__Work item__: From the records below, copy each line in which the string "Encoding" occurs.

__Records for this exercise__:
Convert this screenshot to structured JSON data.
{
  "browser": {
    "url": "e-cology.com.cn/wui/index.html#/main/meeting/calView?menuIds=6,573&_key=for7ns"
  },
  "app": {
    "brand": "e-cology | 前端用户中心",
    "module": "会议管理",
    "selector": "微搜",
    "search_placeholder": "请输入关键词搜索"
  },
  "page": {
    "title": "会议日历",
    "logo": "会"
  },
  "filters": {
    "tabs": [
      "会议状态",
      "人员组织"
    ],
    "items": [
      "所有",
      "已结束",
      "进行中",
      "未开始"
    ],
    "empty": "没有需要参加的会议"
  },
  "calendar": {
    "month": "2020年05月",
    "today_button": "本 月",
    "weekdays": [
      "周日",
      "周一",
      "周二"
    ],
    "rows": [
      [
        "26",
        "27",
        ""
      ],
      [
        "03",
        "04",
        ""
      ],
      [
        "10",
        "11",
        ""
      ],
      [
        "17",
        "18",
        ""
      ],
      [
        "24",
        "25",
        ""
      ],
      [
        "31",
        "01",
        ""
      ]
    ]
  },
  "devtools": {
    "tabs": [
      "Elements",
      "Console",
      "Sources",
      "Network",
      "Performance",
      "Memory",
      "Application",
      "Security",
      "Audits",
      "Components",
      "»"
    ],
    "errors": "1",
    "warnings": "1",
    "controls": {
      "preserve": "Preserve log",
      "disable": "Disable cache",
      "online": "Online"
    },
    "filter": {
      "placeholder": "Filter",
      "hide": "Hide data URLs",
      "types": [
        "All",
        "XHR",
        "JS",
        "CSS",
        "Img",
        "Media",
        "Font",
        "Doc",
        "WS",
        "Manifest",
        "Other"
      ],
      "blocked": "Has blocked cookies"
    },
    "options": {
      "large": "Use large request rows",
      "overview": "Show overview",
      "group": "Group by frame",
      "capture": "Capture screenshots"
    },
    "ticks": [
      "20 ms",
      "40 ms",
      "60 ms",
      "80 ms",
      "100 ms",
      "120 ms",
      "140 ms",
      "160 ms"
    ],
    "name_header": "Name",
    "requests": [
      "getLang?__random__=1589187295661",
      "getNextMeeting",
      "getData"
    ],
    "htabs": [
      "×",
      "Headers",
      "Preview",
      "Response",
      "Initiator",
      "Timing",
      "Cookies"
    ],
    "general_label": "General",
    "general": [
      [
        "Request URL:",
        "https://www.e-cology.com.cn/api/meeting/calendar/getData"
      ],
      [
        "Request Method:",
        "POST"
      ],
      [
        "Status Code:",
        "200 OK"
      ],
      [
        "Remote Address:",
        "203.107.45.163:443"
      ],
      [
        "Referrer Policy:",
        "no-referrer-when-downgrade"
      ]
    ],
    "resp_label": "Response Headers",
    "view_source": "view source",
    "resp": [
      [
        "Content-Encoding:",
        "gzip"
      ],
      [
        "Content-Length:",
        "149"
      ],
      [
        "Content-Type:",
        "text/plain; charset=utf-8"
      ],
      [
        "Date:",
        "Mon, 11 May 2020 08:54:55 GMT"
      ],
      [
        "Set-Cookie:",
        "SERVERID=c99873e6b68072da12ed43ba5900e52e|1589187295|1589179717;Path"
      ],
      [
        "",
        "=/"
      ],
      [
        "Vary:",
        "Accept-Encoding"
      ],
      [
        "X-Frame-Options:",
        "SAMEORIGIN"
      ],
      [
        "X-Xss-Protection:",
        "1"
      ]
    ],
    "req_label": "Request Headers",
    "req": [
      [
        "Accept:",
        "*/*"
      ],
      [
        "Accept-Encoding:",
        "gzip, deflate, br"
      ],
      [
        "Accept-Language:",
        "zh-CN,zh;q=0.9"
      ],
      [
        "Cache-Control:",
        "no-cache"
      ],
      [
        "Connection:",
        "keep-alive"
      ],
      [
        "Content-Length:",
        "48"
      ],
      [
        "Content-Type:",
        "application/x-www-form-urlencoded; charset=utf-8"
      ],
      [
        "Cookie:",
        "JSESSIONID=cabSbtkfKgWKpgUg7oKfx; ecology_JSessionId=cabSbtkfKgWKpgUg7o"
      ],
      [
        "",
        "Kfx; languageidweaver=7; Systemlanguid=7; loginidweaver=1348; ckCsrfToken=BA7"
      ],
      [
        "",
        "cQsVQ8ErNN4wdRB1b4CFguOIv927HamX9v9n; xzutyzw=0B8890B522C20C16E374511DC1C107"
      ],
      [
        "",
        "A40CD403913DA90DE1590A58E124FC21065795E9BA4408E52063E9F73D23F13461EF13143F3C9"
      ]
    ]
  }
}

__Result below__:
        "Content-Encoding:",
        "Accept-Encoding"
        "Accept-Encoding:",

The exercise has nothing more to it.